== Segment start ==

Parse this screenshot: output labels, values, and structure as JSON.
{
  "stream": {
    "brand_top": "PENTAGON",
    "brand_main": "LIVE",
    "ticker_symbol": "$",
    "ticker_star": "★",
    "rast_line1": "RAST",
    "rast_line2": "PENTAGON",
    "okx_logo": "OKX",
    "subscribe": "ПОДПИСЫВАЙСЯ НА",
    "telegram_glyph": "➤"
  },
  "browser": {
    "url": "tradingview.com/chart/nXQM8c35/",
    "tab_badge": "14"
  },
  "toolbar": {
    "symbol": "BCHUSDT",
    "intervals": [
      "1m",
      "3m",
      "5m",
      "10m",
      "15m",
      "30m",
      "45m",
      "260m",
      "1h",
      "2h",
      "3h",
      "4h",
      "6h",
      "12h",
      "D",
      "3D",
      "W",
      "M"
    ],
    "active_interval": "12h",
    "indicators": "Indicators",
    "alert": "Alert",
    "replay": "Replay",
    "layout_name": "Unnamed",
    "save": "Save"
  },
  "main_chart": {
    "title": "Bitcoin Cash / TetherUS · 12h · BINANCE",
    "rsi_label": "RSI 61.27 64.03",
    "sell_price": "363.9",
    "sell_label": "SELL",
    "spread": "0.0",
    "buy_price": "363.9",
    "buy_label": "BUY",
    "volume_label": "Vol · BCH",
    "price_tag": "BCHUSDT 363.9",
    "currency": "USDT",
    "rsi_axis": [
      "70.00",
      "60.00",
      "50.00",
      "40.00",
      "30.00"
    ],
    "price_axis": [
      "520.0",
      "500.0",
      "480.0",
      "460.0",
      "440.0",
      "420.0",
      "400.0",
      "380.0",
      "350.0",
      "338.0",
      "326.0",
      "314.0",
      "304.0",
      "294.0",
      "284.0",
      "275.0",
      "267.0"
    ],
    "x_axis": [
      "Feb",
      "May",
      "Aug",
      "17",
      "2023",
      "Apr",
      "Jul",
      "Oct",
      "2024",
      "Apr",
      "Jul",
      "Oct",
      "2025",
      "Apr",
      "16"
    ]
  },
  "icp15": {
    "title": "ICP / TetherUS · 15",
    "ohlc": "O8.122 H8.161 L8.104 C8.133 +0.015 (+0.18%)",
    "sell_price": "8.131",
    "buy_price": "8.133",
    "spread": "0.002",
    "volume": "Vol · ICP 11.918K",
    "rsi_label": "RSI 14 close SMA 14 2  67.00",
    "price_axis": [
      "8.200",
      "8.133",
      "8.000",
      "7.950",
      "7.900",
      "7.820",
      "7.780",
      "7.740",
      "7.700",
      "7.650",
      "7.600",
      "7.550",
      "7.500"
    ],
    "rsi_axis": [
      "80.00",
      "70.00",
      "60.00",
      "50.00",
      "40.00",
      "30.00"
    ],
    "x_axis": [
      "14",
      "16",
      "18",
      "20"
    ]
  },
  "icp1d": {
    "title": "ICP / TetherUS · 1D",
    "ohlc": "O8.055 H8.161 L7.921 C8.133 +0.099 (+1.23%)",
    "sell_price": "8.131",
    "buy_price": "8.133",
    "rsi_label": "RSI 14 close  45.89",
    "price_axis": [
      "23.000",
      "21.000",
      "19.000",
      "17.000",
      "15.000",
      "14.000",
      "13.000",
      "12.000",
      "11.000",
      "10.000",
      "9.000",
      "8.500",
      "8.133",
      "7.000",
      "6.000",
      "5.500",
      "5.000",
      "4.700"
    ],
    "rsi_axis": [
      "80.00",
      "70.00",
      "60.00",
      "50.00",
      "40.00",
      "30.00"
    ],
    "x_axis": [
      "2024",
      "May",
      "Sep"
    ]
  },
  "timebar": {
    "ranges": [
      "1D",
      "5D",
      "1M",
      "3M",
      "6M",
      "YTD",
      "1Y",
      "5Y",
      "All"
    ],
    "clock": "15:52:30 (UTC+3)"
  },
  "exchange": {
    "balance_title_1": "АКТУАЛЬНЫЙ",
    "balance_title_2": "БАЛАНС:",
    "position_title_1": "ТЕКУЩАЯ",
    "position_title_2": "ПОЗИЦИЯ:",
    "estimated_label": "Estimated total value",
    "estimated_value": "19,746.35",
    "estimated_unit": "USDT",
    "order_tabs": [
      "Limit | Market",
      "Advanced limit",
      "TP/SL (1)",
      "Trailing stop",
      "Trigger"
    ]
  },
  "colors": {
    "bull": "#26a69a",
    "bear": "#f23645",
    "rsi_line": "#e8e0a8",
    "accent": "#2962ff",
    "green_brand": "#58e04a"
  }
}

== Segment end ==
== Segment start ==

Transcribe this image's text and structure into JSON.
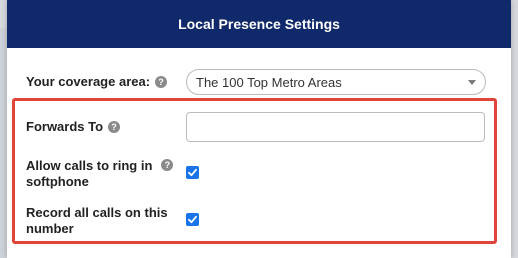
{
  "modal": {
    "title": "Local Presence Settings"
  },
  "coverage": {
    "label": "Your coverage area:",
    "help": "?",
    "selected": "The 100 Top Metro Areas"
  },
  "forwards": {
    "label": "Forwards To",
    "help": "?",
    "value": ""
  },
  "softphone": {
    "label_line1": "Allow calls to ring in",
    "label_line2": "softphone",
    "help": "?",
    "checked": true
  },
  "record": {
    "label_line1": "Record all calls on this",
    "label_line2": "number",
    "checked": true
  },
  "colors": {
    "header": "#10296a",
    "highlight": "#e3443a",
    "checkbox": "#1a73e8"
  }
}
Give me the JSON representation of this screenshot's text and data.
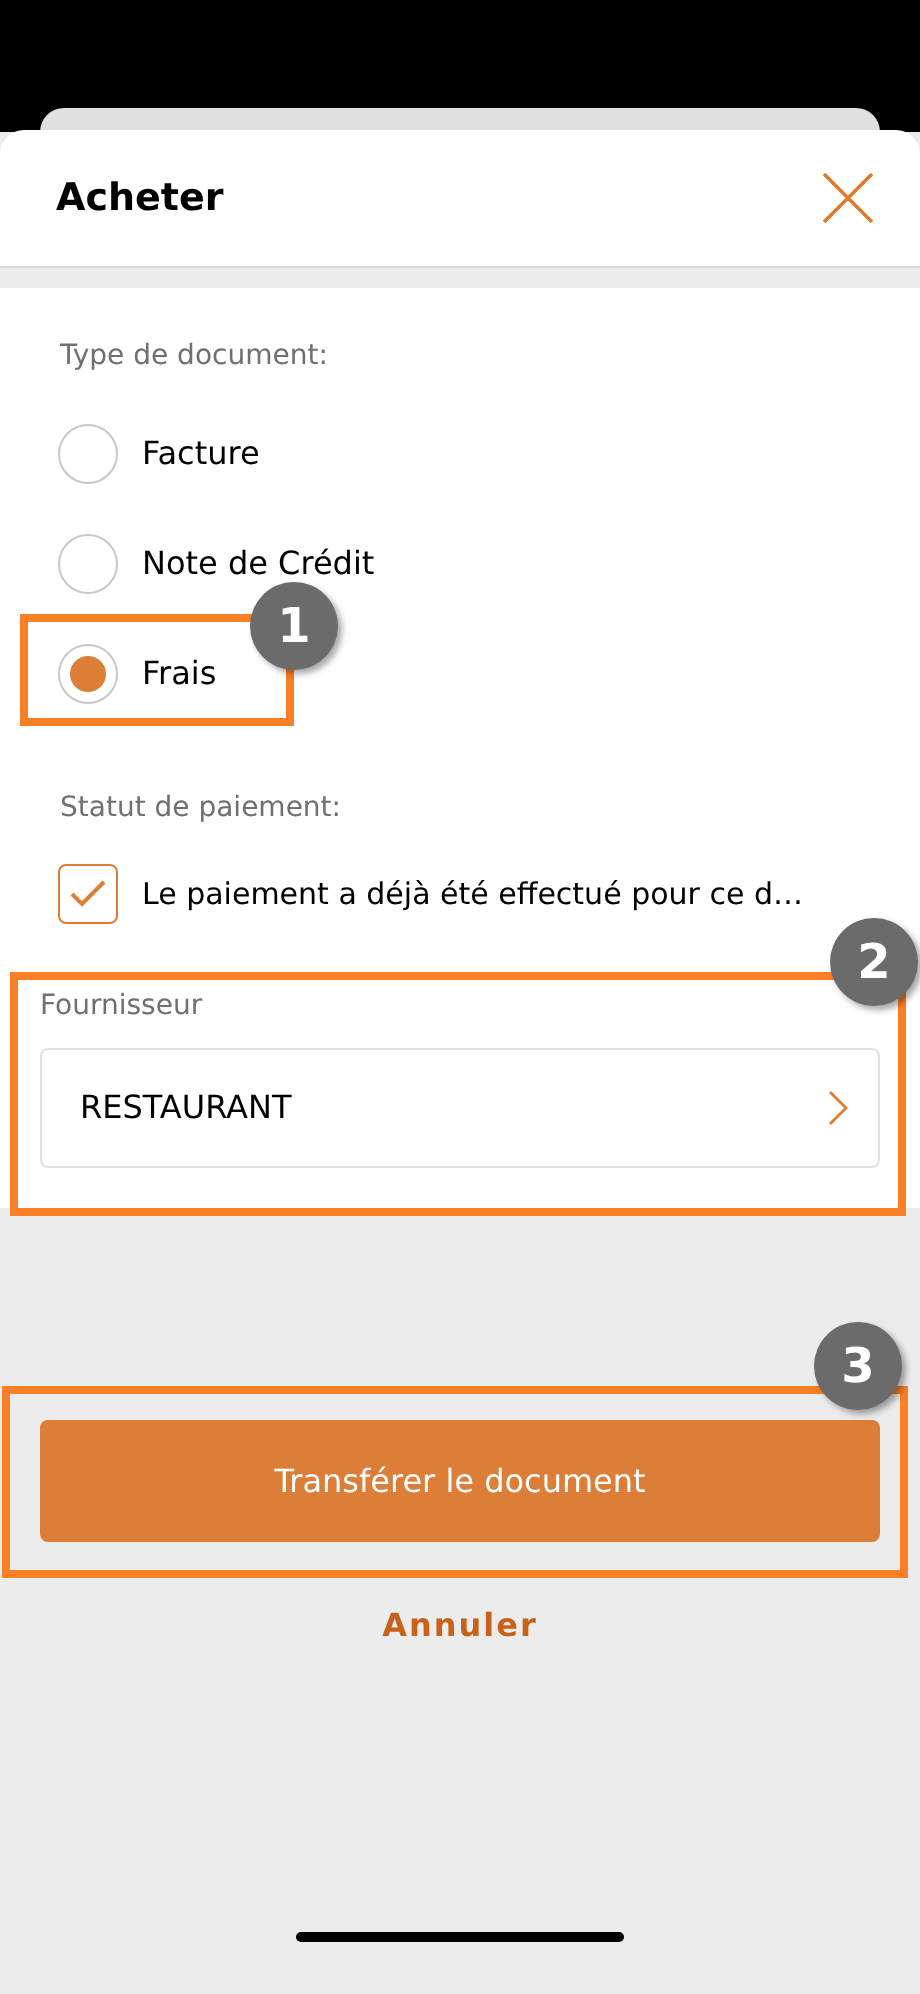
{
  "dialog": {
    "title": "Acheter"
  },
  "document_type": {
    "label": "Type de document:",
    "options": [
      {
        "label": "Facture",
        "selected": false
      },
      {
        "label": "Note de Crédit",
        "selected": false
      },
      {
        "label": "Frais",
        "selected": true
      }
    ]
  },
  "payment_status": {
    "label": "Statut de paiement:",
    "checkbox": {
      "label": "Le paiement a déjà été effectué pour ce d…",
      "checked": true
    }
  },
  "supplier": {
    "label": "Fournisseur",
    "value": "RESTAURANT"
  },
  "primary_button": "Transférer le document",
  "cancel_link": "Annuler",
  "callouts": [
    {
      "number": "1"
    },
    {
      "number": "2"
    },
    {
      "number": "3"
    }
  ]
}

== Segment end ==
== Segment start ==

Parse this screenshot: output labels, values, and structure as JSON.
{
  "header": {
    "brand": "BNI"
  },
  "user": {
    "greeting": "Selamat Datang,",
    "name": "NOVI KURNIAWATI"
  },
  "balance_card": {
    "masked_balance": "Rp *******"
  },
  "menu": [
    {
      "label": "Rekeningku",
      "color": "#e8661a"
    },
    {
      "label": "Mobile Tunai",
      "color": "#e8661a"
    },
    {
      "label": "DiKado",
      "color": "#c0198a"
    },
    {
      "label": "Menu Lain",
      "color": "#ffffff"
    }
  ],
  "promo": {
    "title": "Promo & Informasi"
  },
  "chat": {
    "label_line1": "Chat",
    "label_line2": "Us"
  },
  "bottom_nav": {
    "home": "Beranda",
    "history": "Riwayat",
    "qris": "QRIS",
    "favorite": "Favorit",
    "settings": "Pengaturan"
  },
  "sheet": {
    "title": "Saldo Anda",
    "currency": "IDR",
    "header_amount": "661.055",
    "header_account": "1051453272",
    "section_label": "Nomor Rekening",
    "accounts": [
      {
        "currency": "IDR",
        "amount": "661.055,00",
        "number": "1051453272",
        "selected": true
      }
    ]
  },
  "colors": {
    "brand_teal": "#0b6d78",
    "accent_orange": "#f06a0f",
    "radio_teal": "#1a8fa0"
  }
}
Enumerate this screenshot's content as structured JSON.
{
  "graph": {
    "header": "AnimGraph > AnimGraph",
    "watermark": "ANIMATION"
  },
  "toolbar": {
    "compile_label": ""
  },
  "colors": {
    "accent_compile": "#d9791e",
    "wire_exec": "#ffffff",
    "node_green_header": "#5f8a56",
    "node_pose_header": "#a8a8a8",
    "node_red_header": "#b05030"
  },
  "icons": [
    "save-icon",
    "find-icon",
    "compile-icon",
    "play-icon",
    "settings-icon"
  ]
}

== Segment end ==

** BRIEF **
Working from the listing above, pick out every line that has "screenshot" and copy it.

** SOLUTION BELOW **
Parse this screenshot: output labels, values, and structure as JSON.
Give me the JSON representation of this screenshot's text and data.
Parse this screenshot: output labels, values, and structure as JSON.
Enumerate this screenshot's content as structured JSON.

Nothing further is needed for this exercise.